2010) (discussing the analogous requirements of 21 U.S.C. § 856(a)(1)); United States v.
Tippins, 630 F. App’x 501, 504 (6th Cir. 2015). To prove control under this standard, however,
the government must show something more than the act of distribution from the premises. See
United States v. Clavis, 956 F.2d 1079, 1090–91 (11th Cir. 1992) (followed by Russell, 595 F.3d
at 644). Otherwise, the law would punish someone twice for the same act. Id.
Russell and Clavis articulated a long list of things that can provide evidence of
maintenance. These facts include “control, duration, acquisition of the site, renting or furnishing
the site, supervising, protecting, supplying food to those at the site, and [maintaining]
continuity.” Russell, 595 F.3d at 644 (quoting Clavis, 956 F.2d at 1091) (emphasis added). We
have upheld the use of the enhancement when the defendants “rented” houses from drug addicts
by giving them cocaine, United States v. Cannon, 552 F. App’x 512, 516 (6th Cir. 2014), or
when the defendant’s coconspirators resided at the premises and received heroin from the
defendant multiple times per week. United States v. Murillo-Almarez, 602 F. App’x 307, 309,
312 (6th Cir. 2015). Although a person need not be present at the location constantly for the
enhancement to apply, the word maintains “contemplates a defendant who is more than a casual

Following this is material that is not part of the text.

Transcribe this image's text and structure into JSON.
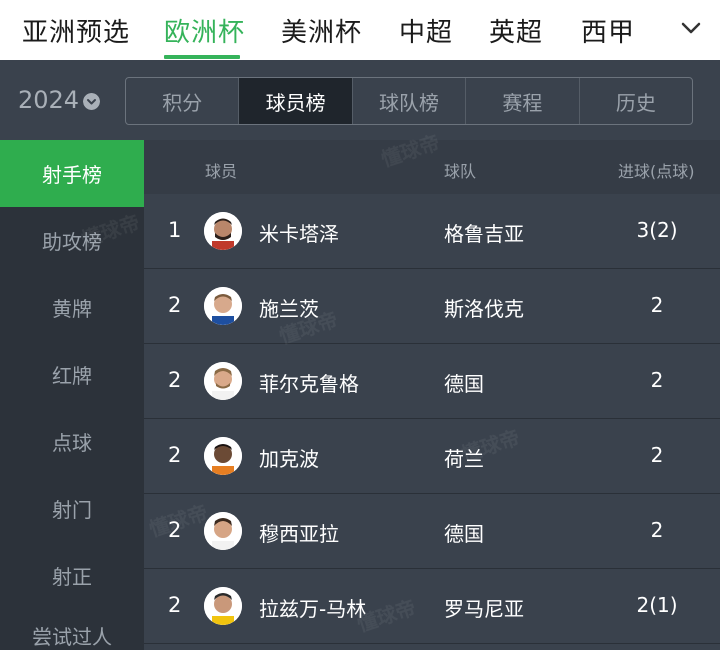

1We have not clearly articulated the standard of review for the many issues which can be raised by the
USSG § 2D1.1(b)(12) enhancement. United States v. Bell, 766 F.3d 634, 636 (6th Cir. 2014). However, we need

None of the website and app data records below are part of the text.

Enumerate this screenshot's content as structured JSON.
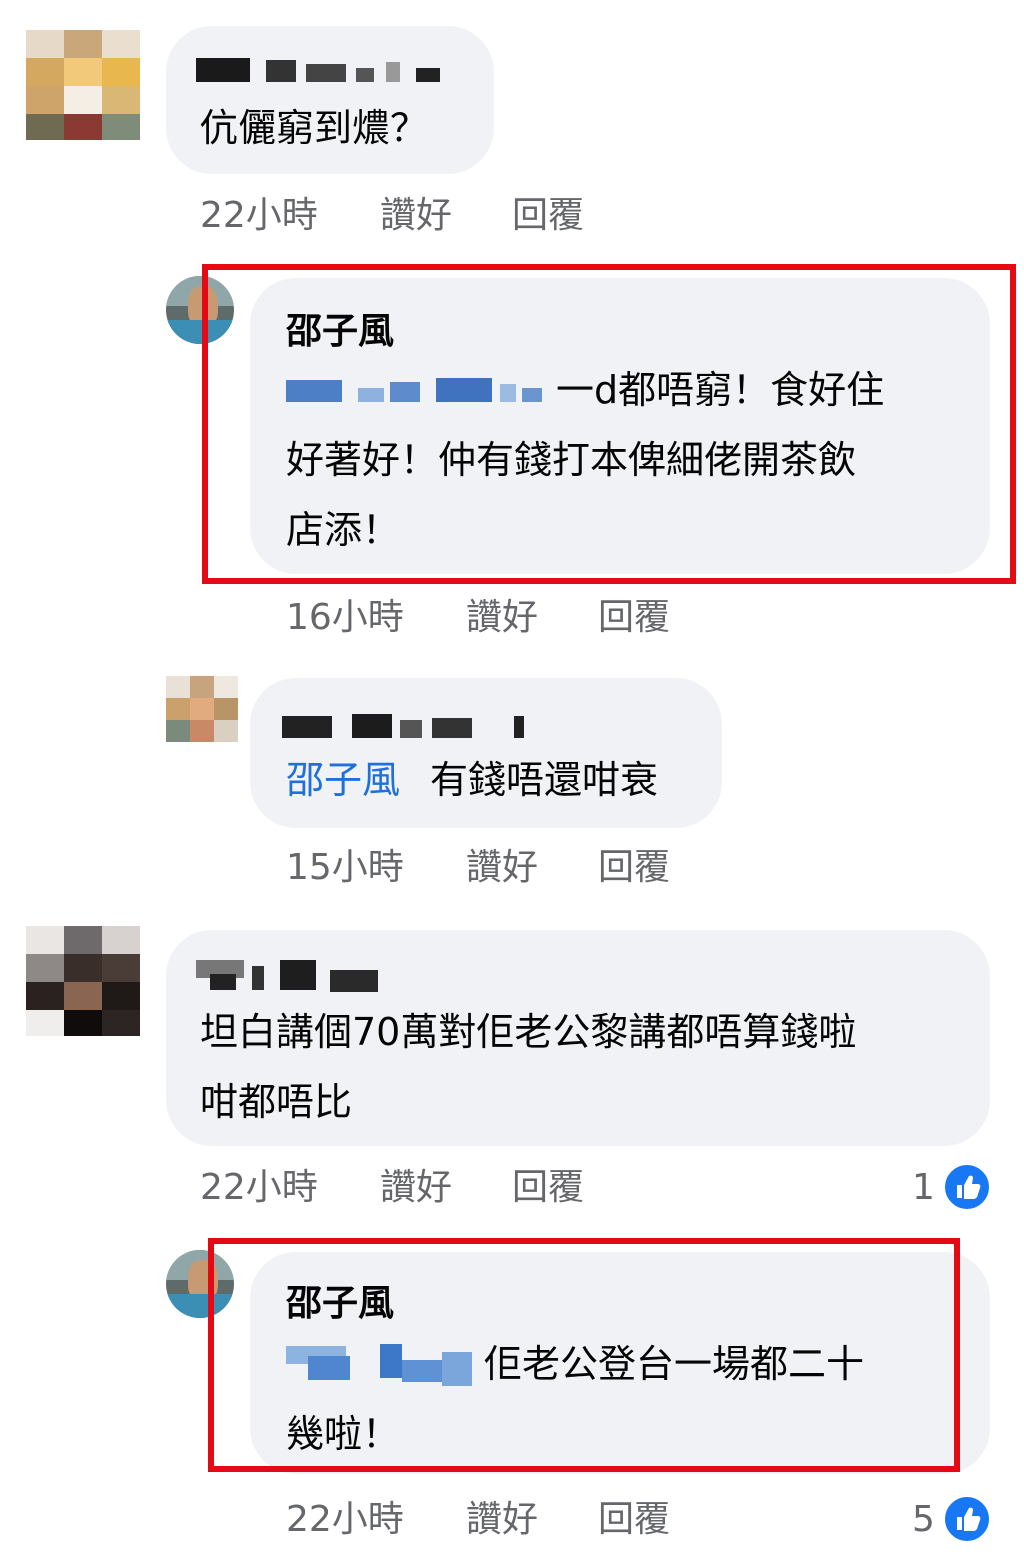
{
  "comments": [
    {
      "name": "",
      "text_lines": [
        "伉儷窮到燶？"
      ],
      "meta": {
        "time": "22小時",
        "like": "讚好",
        "reply": "回覆"
      }
    },
    {
      "name": "邵子風",
      "text_lines": [
        "一d都唔窮！食好住",
        "好著好！仲有錢打本俾細佬開茶飲",
        "店添！"
      ],
      "meta": {
        "time": "16小時",
        "like": "讚好",
        "reply": "回覆"
      }
    },
    {
      "name": "",
      "mention": "邵子風",
      "text_lines": [
        "有錢唔還咁衰"
      ],
      "meta": {
        "time": "15小時",
        "like": "讚好",
        "reply": "回覆"
      }
    },
    {
      "name": "",
      "text_lines": [
        "坦白講個70萬對佢老公黎講都唔算錢啦",
        "咁都唔比"
      ],
      "meta": {
        "time": "22小時",
        "like": "讚好",
        "reply": "回覆"
      },
      "reactions": {
        "count": "1",
        "icon": "thumbs-up-icon"
      }
    },
    {
      "name": "邵子風",
      "text_lines": [
        "佢老公登台一場都二十",
        "幾啦！"
      ],
      "meta": {
        "time": "22小時",
        "like": "讚好",
        "reply": "回覆"
      },
      "reactions": {
        "count": "5",
        "icon": "thumbs-up-icon"
      }
    }
  ],
  "colors": {
    "bubble": "#f0f2f5",
    "highlight": "#e50914",
    "mention": "#216fdb",
    "like": "#1877f2"
  }
}
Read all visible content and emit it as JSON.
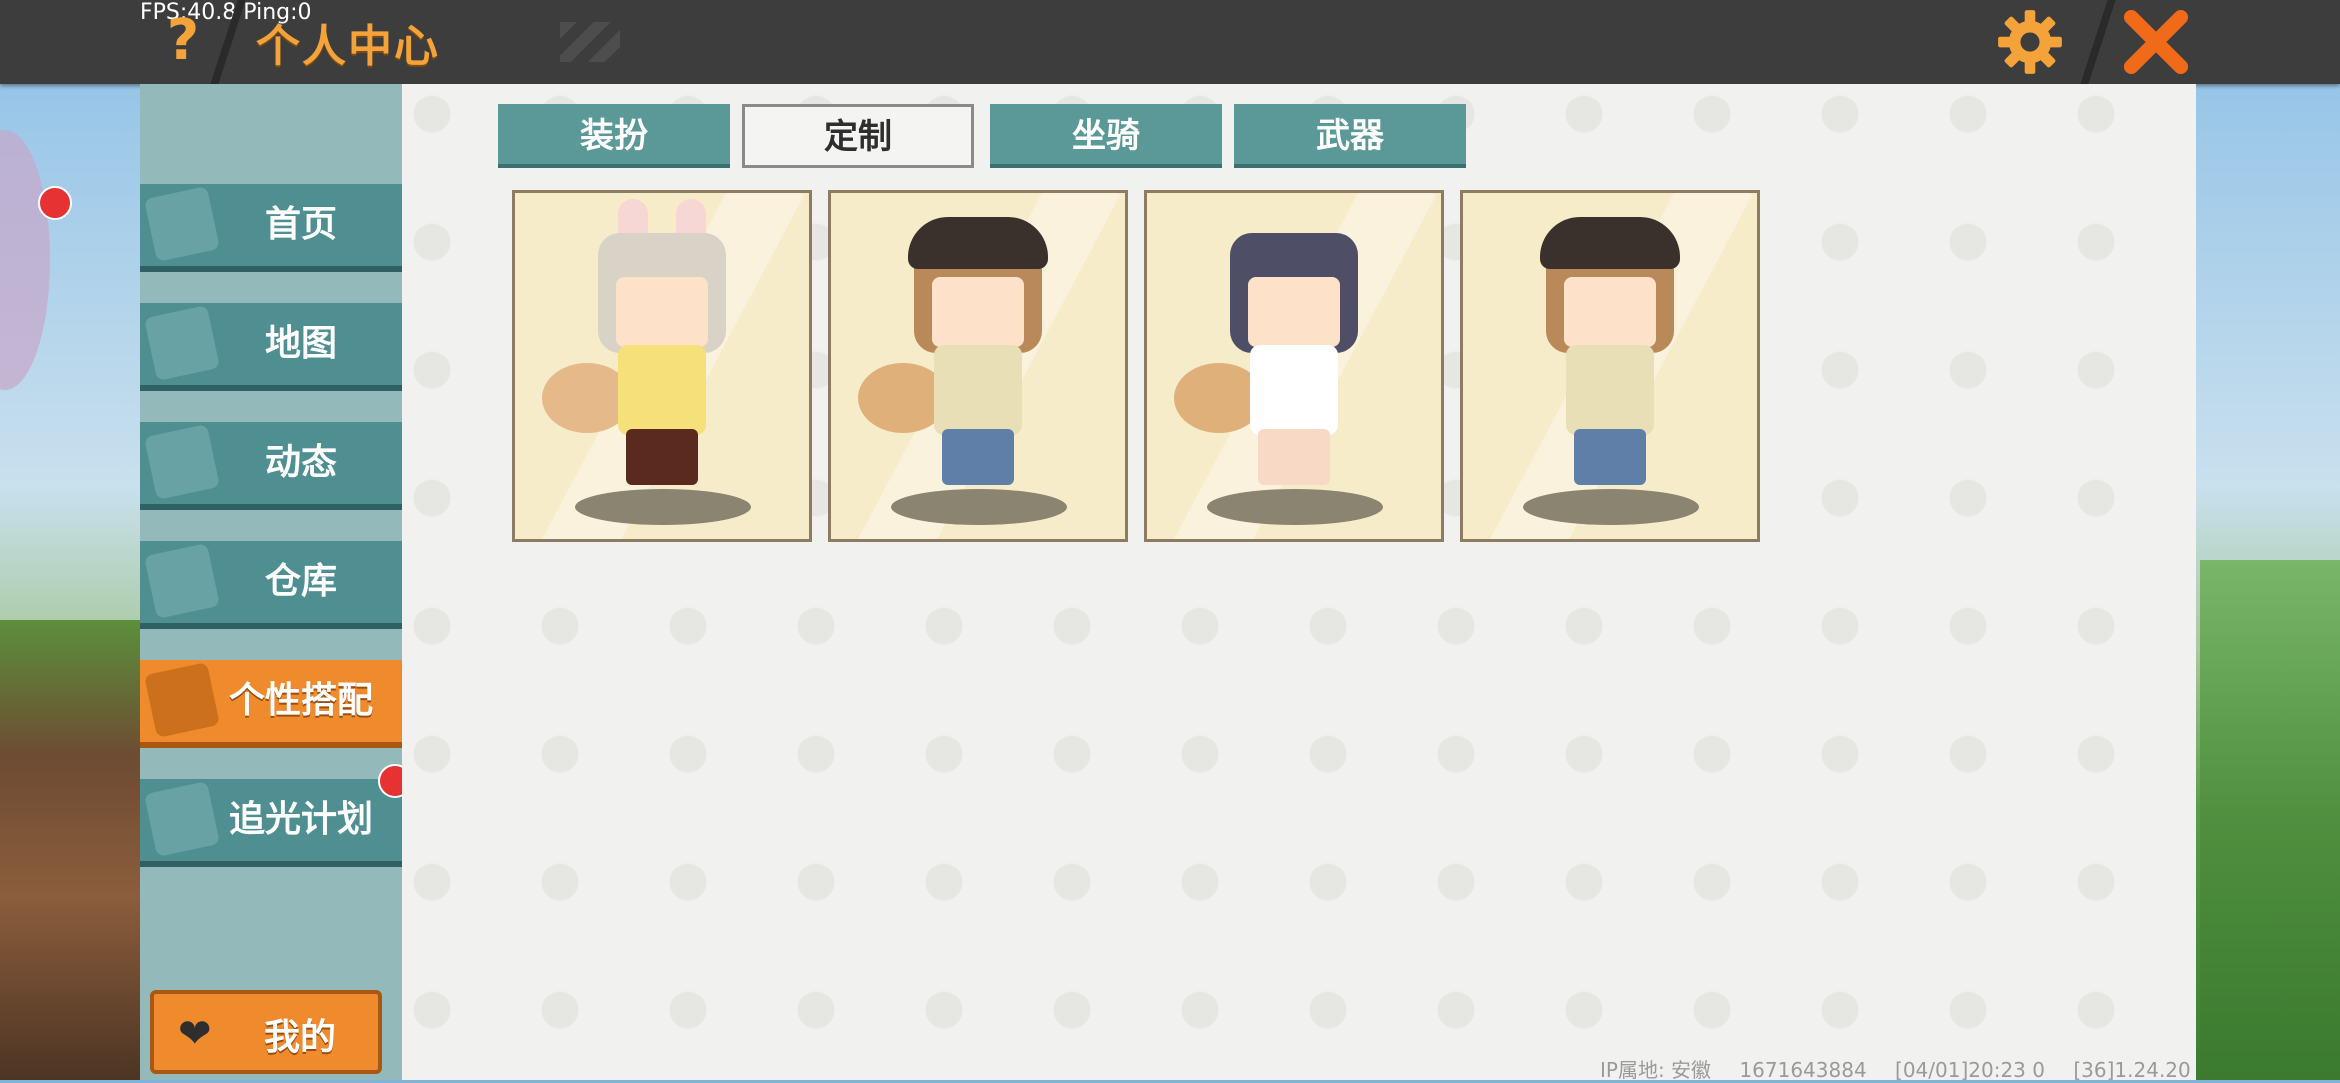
{
  "hud": {
    "fps": "FPS:40.8",
    "ping": "Ping:0"
  },
  "header": {
    "title": "个人中心",
    "help_glyph": "?"
  },
  "sidebar": {
    "items": [
      {
        "label": "首页",
        "icon": "home-icon",
        "badge": false
      },
      {
        "label": "地图",
        "icon": "map-icon",
        "badge": false
      },
      {
        "label": "动态",
        "icon": "bell-icon",
        "badge": false
      },
      {
        "label": "仓库",
        "icon": "warehouse-icon",
        "badge": false
      },
      {
        "label": "个性搭配",
        "icon": "outfit-icon",
        "active": true,
        "badge": false
      },
      {
        "label": "追光计划",
        "icon": "plan-icon",
        "badge": true
      }
    ],
    "mine": {
      "label": "我的",
      "icon": "heart-icon"
    }
  },
  "tabs": [
    {
      "label": "装扮"
    },
    {
      "label": "定制",
      "active": true
    },
    {
      "label": "坐骑"
    },
    {
      "label": "武器"
    }
  ],
  "cards": [
    {
      "name": "bunny-girl-outfit"
    },
    {
      "name": "captain-hat-outfit"
    },
    {
      "name": "husky-hood-outfit"
    },
    {
      "name": "captain-hat-outfit-alt"
    }
  ],
  "footer": {
    "ip_location": "IP属地: 安徽",
    "uid": "1671643884",
    "datetime": "[04/01]20:23 0",
    "version": "[36]1.24.20"
  },
  "colors": {
    "accent": "#ef8b2c",
    "teal": "#4f8f92",
    "title": "#f3a33a",
    "badge": "#e63232"
  }
}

not decide that larger issue here. The issue before us now is purely legal—neither party appears to dispute the facts
as they were decided by the district court. Thus, regardless of what the standard of review might be in a more
complicated case, we would review the legal-interpretation issue de novo.
No. 17-5448 United States v. Hernandez Page 9
visitor.” United States v. Flores-Olague, 717 F.3d 526, 532 (7th Cir. 2013) (internal citations
and quotation marks omitted); see also United States v. Carter, 834 F.3d 259, 262 (3d Cir. 2016).
Hernandez’s acts satisfy the maintenance element. He secured the abandoned warehouse
for at least three separate shipments of marijuana, and expected to be paid handsomely for each
effort. He had access to the site and was in control of it during each delivery. These acts—
securing the site, using it multiple times, and controlling the site during each event—satisfy the
government’s burden of proof. See Russell, 595 F.3d at 644; Murillo-Almarez, 602 F. App’x at
312; USSG § 2D1.1, Application Note 17.
The fact that others could have used the warehouse in-between the three shipments is
irrelevant. What matters, instead, is Hernandez’s relationship to the site at the times he used it.
It is clear that Hernandez controlled the premises at those times, since he had procured them.
Our cases are clear that informal dominion over a site is enough (even if it does not come with
the formal right to exclude or right to control) because “the maintaining-a-premises enhancement
does not come with a Statute of Frauds defense.” Cannon, 552 F. App’x at 516. “In ordinary
speech,” the act of procurement implies a significant level of practical control, familiarity, and
responsibility. See id. (analyzing the “renting” criteria of USSG § 2D1.1 pursuant to the
ordinary meaning of that concept). We are therefore satisfied that, on these facts, the
enhancement is warranted.
Outcome: There is no error in Hernandez’s sentence. We AFFIRM the judgment of the district